The plan involves covering dirt floors at scores of public housing buildings and deploying 336 new rat-proof garbage bins that compact trash using solar power and cost $7,000 a piece. The solar powered bins look more like mail boxes than traditional trash bins, though the city says they’ve contributed to a 90 percent reduction in rats in places where they’ve been “fully deployed.” The city already has 1,100 such bins around the city.
In addition to the pricey bins, the plan calls for a new process to kill rats in their burrows using dry ice. In one Chinatown park, packing burrows with dry ice resulted in the deaths of 1,200 rats — suffocated by the release of carbon dioxide — and a reduction of rat burrows from 60 to two, officials said.

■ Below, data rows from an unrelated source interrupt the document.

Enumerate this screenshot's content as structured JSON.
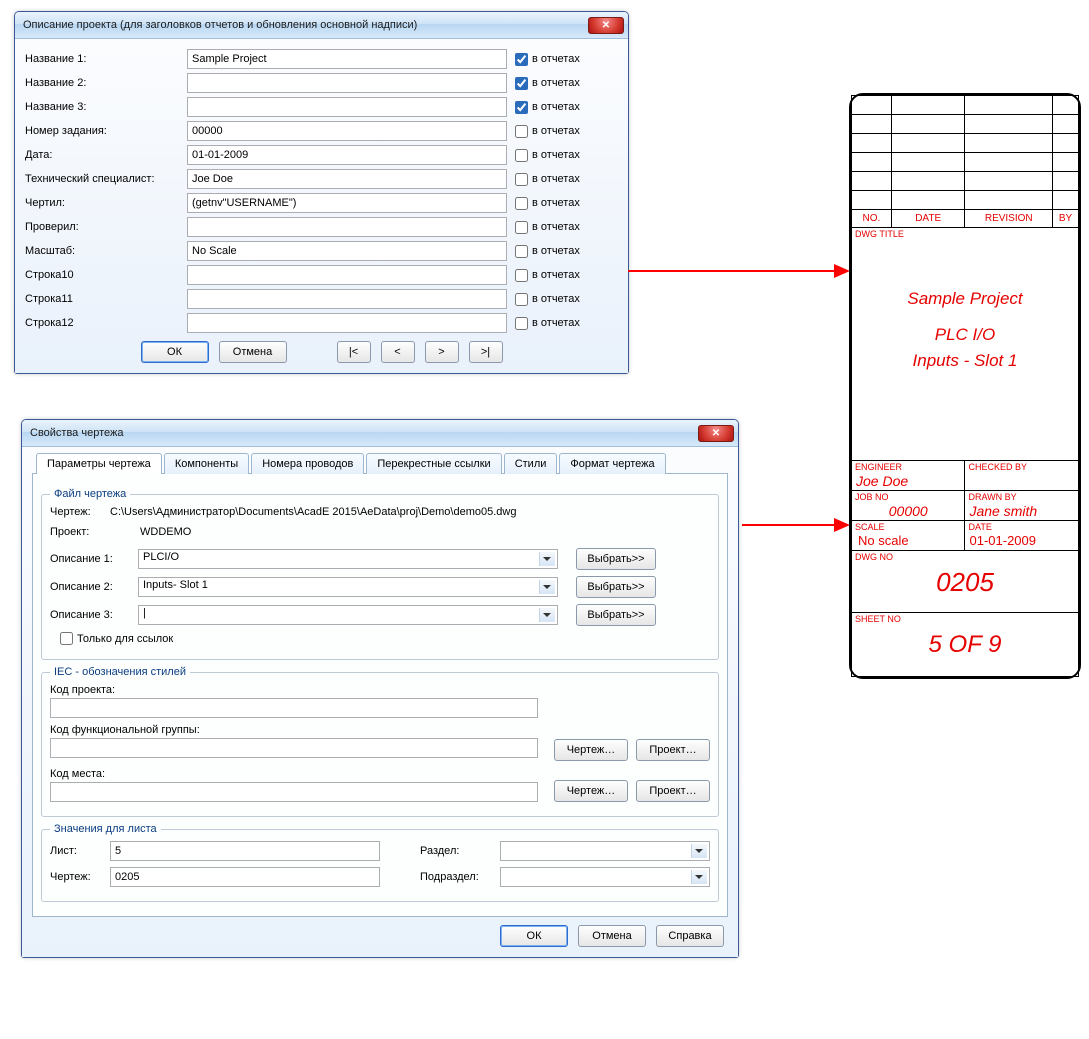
{
  "dialog1": {
    "title": "Описание проекта  (для заголовков отчетов и обновления основной надписи)",
    "fields": [
      {
        "label": "Название 1:",
        "value": "Sample Project",
        "checked": true
      },
      {
        "label": "Название 2:",
        "value": "",
        "checked": true
      },
      {
        "label": "Название 3:",
        "value": "",
        "checked": true
      },
      {
        "label": "Номер задания:",
        "value": "00000",
        "checked": false
      },
      {
        "label": "Дата:",
        "value": "01-01-2009",
        "checked": false
      },
      {
        "label": "Технический специалист:",
        "value": "Joe Doe",
        "checked": false
      },
      {
        "label": "Чертил:",
        "value": "(getnv\"USERNAME\")",
        "checked": false
      },
      {
        "label": "Проверил:",
        "value": "",
        "checked": false
      },
      {
        "label": "Масштаб:",
        "value": "No Scale",
        "checked": false
      },
      {
        "label": "Строка10",
        "value": "",
        "checked": false
      },
      {
        "label": "Строка11",
        "value": "",
        "checked": false
      },
      {
        "label": "Строка12",
        "value": "",
        "checked": false
      }
    ],
    "checkbox_label": "в отчетах",
    "ok_label": "ОК",
    "cancel_label": "Отмена",
    "nav": {
      "first": "|<",
      "prev": "<",
      "next": ">",
      "last": ">|"
    }
  },
  "dialog2": {
    "title": "Свойства чертежа",
    "tabs": [
      "Параметры чертежа",
      "Компоненты",
      "Номера проводов",
      "Перекрестные ссылки",
      "Стили",
      "Формат чертежа"
    ],
    "active_tab": 0,
    "file_group": {
      "legend": "Файл чертежа",
      "drawing_label": "Чертеж:",
      "drawing_path": "C:\\Users\\Администратор\\Documents\\AcadE 2015\\AeData\\proj\\Demo\\demo05.dwg",
      "project_label": "Проект:",
      "project_value": "WDDEMO",
      "desc_rows": [
        {
          "label": "Описание 1:",
          "value": "PLCI/O"
        },
        {
          "label": "Описание 2:",
          "value": "Inputs- Slot 1"
        },
        {
          "label": "Описание 3:",
          "value": "|"
        }
      ],
      "select_btn": "Выбрать>>",
      "ref_only_label": "Только для ссылок"
    },
    "iec_group": {
      "legend": "IEC - обозначения стилей",
      "proj_code": "Код проекта:",
      "func_code": "Код функциональной группы:",
      "loc_code": "Код места:",
      "drawing_btn": "Чертеж…",
      "project_btn": "Проект…"
    },
    "sheet_group": {
      "legend": "Значения для листа",
      "sheet_label": "Лист:",
      "sheet_value": "5",
      "dwg_label": "Чертеж:",
      "dwg_value": "0205",
      "section_label": "Раздел:",
      "subsection_label": "Подраздел:"
    },
    "ok_label": "ОК",
    "cancel_label": "Отмена",
    "help_label": "Справка"
  },
  "titleblock": {
    "rev_headers": [
      "NO.",
      "DATE",
      "REVISION",
      "BY"
    ],
    "dwg_title_label": "DWG TITLE",
    "project_name": "Sample Project",
    "line2": "PLC I/O",
    "line3": "Inputs - Slot 1",
    "engineer_label": "ENGINEER",
    "engineer": "Joe Doe",
    "checked_label": "CHECKED BY",
    "checked": "",
    "job_label": "JOB NO",
    "job": "00000",
    "drawn_label": "DRAWN BY",
    "drawn": "Jane smith",
    "scale_label": "SCALE",
    "scale": "No scale",
    "date_label": "DATE",
    "date": "01-01-2009",
    "dwgno_label": "DWG NO",
    "dwgno": "0205",
    "sheetno_label": "SHEET NO",
    "sheetno": "5 OF 9"
  }
}
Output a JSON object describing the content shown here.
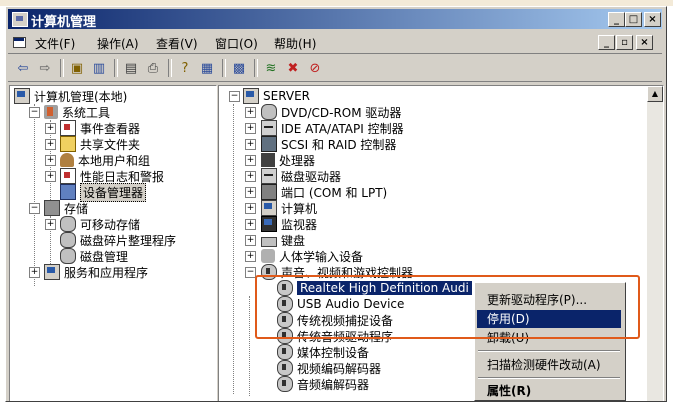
{
  "window": {
    "title": "计算机管理"
  },
  "menu": [
    "文件(F)",
    "操作(A)",
    "查看(V)",
    "窗口(O)",
    "帮助(H)"
  ],
  "left_tree": [
    {
      "label": "计算机管理(本地)"
    },
    {
      "label": "系统工具"
    },
    {
      "label": "事件查看器"
    },
    {
      "label": "共享文件夹"
    },
    {
      "label": "本地用户和组"
    },
    {
      "label": "性能日志和警报"
    },
    {
      "label": "设备管理器"
    },
    {
      "label": "存储"
    },
    {
      "label": "可移动存储"
    },
    {
      "label": "磁盘碎片整理程序"
    },
    {
      "label": "磁盘管理"
    },
    {
      "label": "服务和应用程序"
    }
  ],
  "right_tree": [
    {
      "label": "SERVER"
    },
    {
      "label": "DVD/CD-ROM 驱动器"
    },
    {
      "label": "IDE ATA/ATAPI 控制器"
    },
    {
      "label": "SCSI 和 RAID 控制器"
    },
    {
      "label": "处理器"
    },
    {
      "label": "磁盘驱动器"
    },
    {
      "label": "端口 (COM 和 LPT)"
    },
    {
      "label": "计算机"
    },
    {
      "label": "监视器"
    },
    {
      "label": "键盘"
    },
    {
      "label": "人体学输入设备"
    },
    {
      "label": "声音、视频和游戏控制器"
    },
    {
      "label": "Realtek High Definition Audi"
    },
    {
      "label": "USB Audio Device"
    },
    {
      "label": "传统视频捕捉设备"
    },
    {
      "label": "传统音频驱动程序"
    },
    {
      "label": "媒体控制设备"
    },
    {
      "label": "视频编码解码器"
    },
    {
      "label": "音频编解码器"
    }
  ],
  "context_menu": [
    "更新驱动程序(P)...",
    "停用(D)",
    "卸载(U)",
    "扫描检测硬件改动(A)",
    "属性(R)"
  ],
  "colors": {
    "titlebar": "#0a246a",
    "selection": "#0a246a",
    "highlight_box": "#e05a1a"
  }
}
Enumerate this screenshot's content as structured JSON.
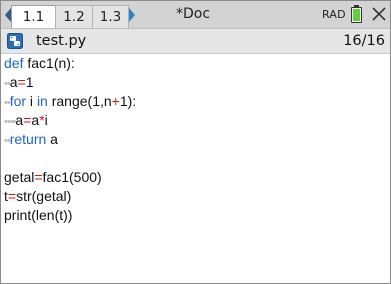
{
  "tabs": [
    "1.1",
    "1.2",
    "1.3"
  ],
  "doc_title": "*Doc",
  "angle_mode": "RAD",
  "file": {
    "name": "test.py",
    "line_info": "16/16"
  },
  "code": {
    "l1_def": "def",
    "l1_rest": " fac1(n):",
    "l2_indent": "••",
    "l2_a": "a",
    "l2_eq": "=",
    "l2_val": "1",
    "l3_indent": "••",
    "l3_for": "for",
    "l3_i": " i ",
    "l3_in": "in",
    "l3_range": " range(1,n",
    "l3_plus": "+",
    "l3_end": "1):",
    "l4_indent": "••••",
    "l4_a": "a",
    "l4_eq": "=",
    "l4_a2": "a",
    "l4_mul": "*",
    "l4_i": "i",
    "l5_indent": "••",
    "l5_return": "return",
    "l5_a": " a",
    "l7_getal": "getal",
    "l7_eq": "=",
    "l7_rest": "fac1(500)",
    "l8_t": "t",
    "l8_eq": "=",
    "l8_rest": "str(getal)",
    "l9": "print(len(t))"
  },
  "colors": {
    "keyword": "#1f62c9",
    "operator": "#d01818",
    "battery": "#5cd13a"
  },
  "icons": [
    "arrow-left-icon",
    "arrow-right-icon",
    "battery-icon",
    "close-icon",
    "python-file-icon"
  ]
}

Over the upcoming months, the plan will be rolled out in three rodent hot spots across the city. Residents of the Grand Concourse neighborhood in the Bronx; the East Village, Lower East Side, and Chinatown in Manhattan; and Brooklyn’s Bushwick and Bed-Stuy neighborhoods will be the first to notice the change. The new plan also calls for the City Council to pass legislation requiring medium and large buildings in the targeted areas to put out their trash for pickup early in the morning, ridding sidewalks of the overnight trash mounds that attract vermin.
New Yorkers, reported more than 17,200 rat sightings to 311 system last year, up from 12,600 in 2014. More than 10,000 complaints have come in so far this year. Tired of avoiding the rats living around your way? Give us a call today.